I went down to the market on Saturday. It was such a funny sight, all these black people dressed up so smart, and they do chatter so. They always talk English, but it’s very funny English.

Excerpt from a hand written letter
Extract from a Letter by 5th Countess of Harewood to her children, 1893

The language that the Countess uses to describe the local population is fraught with racial prejudice and gives us an insight into her views and attitudes towards Black people at the time.

It was during their 1893 trip to the West Indies that the Earl and Countess were first introduced to Bertie. We do not have any accounts of the meeting from Bertie himself, or his family. What evidence we do have comes from a memoir written by the Earl and Countess’ niece, Mary Lascelles and published privately by Smith Settle in Otley. We do not know how accurate the story below is. The quote below includes the word 'negro' a common term for Black people for a long period. Today however, in most contexts it is recognised as offensive.

___Start of extract from Mary Lascelles' memoir___

That story, as we were told it, ran like this: when my Uncle Henry and Aunt Florence visited the West Indian estate in the early years of their marriage, an old negro woman ran after them and presented them with a very young child. Despite their remonstrances, she left the child with them and disappeared; so Bertie was brought up as a page in the household.

___End of extract from Mary Lascelles' memoir___


It is unclear to what extent the story recorded above is accurate, but we can use the evidence we do have to make a plausible theory as to why Bertie may have left St. Vincent to live and work for the Lascelles family in England.

Why might Bertie have left St. Vincent?

Knowing St. Vincent’s history of colonial occupation, we can be certain that Bertie’s grandparents would have been enslaved plantation workers. The Slavery Abolition Act, passed in 1833 did not result in automatic equality between previously enslaved people and their former enslavers, nor did it come with any compensation for those who had been enslaved (compensation was reserved for the enslavers). We can therefore reasonably conclude that Bertie’s family would have been poor, or at least not wealthy. We also know that the economy of St. Vincent was struggling due to the slump in sugar prices and a lack of investment in both alternative industries and education opportunities. At the time that Bertie met the Earl and Countess of Harewood, these factors had combined to create high unemployment among the local population of St. Vincent, and low wages for those that were employed.

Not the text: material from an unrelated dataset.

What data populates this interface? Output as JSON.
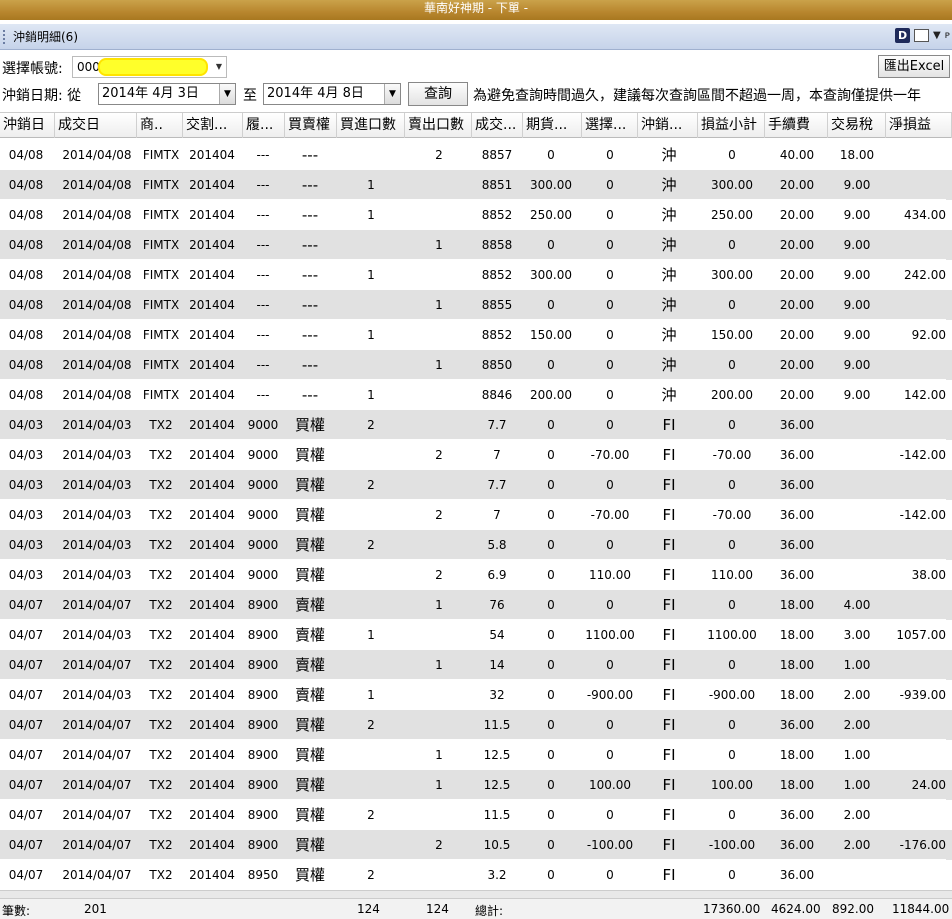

The reasons for Bertie leaving St. Vincent may therefore have been motivated by the financial opportunity the Lascelles family represented. It may have been felt that Bertie had a better chance of earning a stable wage in England and crucially, earning enough to be able to send money back home to help support his family in St. Vincent. Additionally, Bertie’s schooling would have included a heavy colonial bias. School pupils in British colonies were taught that the culture of Britain, the ‘Mother Country’, was superior to that of colonies. Bertie and his family might therefore have seen Britain as some kind of ‘promised land’ full of riches and opportunities.

Whether it was Bertie’s choice to leave, or whether his family made the decision for him, we do not know. Not having a record of Bertie’s voice leaves us with many questions. Some of these are listed below:

  • How might Bertie have felt about leaving his family?
  • What might Bertie have known of England?
  • What uncertainties might Bertie have had around what his job would be, and how he would be treated by the Lascelles family?

We also do not have a record of the Earl and Countess’ attitudes towards their employment of Bertie, which leaves us with more questions:

  • What were their attitudes towards Bertie considering the family’s past involvement in the trade in enslaved Africans, and Bertie’s ancestry?
  • What might their motivations have been for employing Bertie?

What we do know, is that in 1893, at the age of just 13, Bertie left his family, friends and his home on St. Vincent and sailed with the 5th Earl and Countess back to England and came into their employment at Harewood House.